Bhai Dooj, Bhaubeej, Bhai Tika or Bhai Phonta is a festival celebrated by Hindus on the second lunar day of Shukla Paksha (bright fortnight) in the Vikram Samvat Hindu calendar or of Shalivahan Shaka calendar month of Kartika. It is celebrated during the Diwali or Tihar festival and Holi festival. The celebrations of this day are similar to the festival of Raksha Bandhan. On this day, brothers give gifts to their sisters. In the southern part of the country, the day is celebrated as Yama Dwitiya. In the Kayastha community, two Bhai Doojs are celebrated. The more famous one comes on the second day after Diwali. But the lesser-known one is celebrated a day or two after Diwali. In Haryana, a ritual also followed, a dry coconut (named gola in regional language) with klewa tied along its width for worshipping is also used at the time of doing aarti of a brother.
Meaning and Significance-
The festival of Bhai Dooj has a literal meaning attached to it. It is made up of two words namely- “Bhai” meaning brother and “Dooj” meaning the second day after the new moon which is a day of its celebration.
The day holds the special significance into the lives of a brother and a sister. It is an auspicious occasion that celebrates the strong bonding between Brother and Sister. Sisters invite their brothers to visit their place and prepare the beloved dishes for them. Sisters also pray to God for the well-being and longevity of their brothers against all the evils and bad fortune. In return, brothers follow their responsibilities of caring and loving their sisters.
There are few Hindu mythological based stories related to the origin of this auspicious day. According to the one legend, Lord Krishna visited his sister, Subhadra after killing demon Narkasur. Her sister gave a warm welcome to him and made the occasion really special through flowers and sweets. Subhadra also applied the ceremonial “tilak” on the forehead of her brother, Krishna and hence the festival of “Bhai Dooj” was born from there.
Another legend revolves around the story of Yama, the God of Death and his sister Yamuna. It is believed that he met his beloved sister on Dwitheya, the second day after the new moon and thus the occasion began to be celebrated as “Yamadwitheya” or “Yamadvitiya” across the country from that day.

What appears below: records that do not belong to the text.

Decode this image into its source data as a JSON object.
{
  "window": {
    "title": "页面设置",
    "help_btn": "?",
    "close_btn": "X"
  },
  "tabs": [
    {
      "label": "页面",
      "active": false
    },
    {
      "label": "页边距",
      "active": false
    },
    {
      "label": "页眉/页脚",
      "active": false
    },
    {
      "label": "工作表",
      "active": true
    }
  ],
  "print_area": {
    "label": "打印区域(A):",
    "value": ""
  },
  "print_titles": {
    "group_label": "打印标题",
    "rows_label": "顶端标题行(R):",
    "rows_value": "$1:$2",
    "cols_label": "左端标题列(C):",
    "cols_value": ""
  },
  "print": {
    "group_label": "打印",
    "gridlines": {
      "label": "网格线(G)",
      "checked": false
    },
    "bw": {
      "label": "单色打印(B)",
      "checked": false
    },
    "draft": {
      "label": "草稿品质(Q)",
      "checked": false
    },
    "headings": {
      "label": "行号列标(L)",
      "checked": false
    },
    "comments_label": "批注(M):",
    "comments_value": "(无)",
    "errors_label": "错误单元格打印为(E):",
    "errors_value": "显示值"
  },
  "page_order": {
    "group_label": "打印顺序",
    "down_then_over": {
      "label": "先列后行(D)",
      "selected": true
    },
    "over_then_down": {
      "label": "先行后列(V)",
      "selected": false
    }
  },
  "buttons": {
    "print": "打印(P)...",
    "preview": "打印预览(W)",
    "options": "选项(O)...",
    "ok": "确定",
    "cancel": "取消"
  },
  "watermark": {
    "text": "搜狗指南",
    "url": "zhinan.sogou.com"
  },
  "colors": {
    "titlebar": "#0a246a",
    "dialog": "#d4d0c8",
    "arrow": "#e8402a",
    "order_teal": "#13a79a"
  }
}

The day got famous for the sweet bond of siblings and their love and every year people celebrate this occasion of Bhai Dooj. India is all about mythological beliefs and stories but in other terms, it is also good because it gives us a chance to meet our near and dear ones at least once in a year.